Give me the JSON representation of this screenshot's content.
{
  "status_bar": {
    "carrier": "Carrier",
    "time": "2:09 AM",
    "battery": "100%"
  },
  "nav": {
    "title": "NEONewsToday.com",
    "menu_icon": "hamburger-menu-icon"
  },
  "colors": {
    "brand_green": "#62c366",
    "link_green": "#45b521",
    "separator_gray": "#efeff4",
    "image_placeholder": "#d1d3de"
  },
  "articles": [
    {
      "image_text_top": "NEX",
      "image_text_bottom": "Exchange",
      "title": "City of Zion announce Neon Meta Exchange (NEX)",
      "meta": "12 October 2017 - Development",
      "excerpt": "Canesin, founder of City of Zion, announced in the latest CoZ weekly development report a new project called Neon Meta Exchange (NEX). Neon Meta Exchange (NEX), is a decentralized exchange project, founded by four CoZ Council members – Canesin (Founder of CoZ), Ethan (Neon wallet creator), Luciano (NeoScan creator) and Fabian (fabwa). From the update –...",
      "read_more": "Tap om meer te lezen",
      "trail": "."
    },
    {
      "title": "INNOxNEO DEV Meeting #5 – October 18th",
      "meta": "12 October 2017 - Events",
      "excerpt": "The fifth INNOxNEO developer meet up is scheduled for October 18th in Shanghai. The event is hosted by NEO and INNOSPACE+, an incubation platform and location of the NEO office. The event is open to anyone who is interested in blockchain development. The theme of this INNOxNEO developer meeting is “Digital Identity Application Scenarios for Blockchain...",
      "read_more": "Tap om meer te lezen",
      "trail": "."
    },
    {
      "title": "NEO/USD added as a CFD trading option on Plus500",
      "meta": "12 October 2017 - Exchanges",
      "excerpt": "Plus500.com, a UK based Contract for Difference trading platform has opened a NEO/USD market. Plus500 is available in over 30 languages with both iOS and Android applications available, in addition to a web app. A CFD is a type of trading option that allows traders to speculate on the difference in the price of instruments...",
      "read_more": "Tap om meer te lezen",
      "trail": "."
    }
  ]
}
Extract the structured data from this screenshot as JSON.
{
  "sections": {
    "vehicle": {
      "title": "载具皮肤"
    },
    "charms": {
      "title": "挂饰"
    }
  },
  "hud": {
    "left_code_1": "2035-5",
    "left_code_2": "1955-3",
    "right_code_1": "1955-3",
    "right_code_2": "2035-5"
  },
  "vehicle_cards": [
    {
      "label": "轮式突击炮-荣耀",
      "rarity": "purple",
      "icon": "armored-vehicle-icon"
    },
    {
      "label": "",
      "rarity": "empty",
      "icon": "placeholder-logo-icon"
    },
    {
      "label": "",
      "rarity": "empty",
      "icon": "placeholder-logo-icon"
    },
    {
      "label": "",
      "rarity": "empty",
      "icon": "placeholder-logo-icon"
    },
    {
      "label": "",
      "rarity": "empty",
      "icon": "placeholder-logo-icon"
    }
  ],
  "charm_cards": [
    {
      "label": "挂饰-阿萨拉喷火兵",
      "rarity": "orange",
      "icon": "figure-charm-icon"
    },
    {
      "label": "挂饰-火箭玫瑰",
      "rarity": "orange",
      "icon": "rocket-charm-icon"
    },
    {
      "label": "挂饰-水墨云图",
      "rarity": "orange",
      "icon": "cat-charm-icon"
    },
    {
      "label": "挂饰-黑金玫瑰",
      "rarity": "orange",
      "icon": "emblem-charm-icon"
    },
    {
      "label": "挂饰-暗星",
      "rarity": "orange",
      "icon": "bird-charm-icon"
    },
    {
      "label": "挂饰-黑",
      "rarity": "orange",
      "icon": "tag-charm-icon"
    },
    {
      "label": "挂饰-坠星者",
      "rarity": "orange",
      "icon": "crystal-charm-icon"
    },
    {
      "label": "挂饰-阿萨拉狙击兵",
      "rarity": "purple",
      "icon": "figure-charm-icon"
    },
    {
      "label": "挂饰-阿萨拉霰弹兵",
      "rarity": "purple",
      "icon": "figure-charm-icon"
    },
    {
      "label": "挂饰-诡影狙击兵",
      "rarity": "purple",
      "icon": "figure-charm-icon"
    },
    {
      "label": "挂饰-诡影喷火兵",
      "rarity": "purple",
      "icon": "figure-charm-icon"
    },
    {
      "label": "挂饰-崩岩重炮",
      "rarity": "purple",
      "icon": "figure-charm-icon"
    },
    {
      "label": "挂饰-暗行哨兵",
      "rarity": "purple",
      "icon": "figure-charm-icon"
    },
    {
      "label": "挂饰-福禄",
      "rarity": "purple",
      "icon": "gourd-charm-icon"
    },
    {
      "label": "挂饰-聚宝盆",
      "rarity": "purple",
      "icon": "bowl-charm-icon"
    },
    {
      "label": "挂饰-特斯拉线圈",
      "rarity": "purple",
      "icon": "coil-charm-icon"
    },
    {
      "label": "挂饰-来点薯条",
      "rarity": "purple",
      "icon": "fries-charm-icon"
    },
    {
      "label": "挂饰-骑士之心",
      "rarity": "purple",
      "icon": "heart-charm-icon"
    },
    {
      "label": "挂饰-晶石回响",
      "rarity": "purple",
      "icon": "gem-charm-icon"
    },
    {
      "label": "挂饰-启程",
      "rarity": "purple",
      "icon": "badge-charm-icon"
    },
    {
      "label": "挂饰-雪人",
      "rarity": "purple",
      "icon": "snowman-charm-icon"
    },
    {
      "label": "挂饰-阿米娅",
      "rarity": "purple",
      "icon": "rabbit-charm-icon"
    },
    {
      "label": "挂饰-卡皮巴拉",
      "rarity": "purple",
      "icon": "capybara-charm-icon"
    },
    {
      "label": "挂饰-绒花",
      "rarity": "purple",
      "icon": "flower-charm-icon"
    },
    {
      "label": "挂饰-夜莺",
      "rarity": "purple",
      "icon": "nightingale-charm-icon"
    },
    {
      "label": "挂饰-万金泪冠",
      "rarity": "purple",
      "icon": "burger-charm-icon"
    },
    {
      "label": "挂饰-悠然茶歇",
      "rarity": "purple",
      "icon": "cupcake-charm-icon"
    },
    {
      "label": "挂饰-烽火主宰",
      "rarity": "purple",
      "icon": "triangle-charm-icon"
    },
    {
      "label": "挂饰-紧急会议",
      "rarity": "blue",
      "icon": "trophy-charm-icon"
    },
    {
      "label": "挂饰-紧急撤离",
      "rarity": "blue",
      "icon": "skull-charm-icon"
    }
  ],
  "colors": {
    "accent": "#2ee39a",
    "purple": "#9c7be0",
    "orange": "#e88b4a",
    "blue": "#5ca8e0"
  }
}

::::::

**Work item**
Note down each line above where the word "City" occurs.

**Task answer**
      "title": "City of Zion announce Neon Meta Exchange (NEX)",
      "excerpt": "Canesin, founder of City of Zion, announced in the latest CoZ weekly development report a new project called Neon Meta Exchange (NEX). Neon Meta Exchange (NEX), is a decentralized exchange project, founded by four CoZ Council members – Canesin (Founder of CoZ), Ethan (Neon wallet creator), Luciano (NeoScan creator) and Fabian (fabwa). From the update –...",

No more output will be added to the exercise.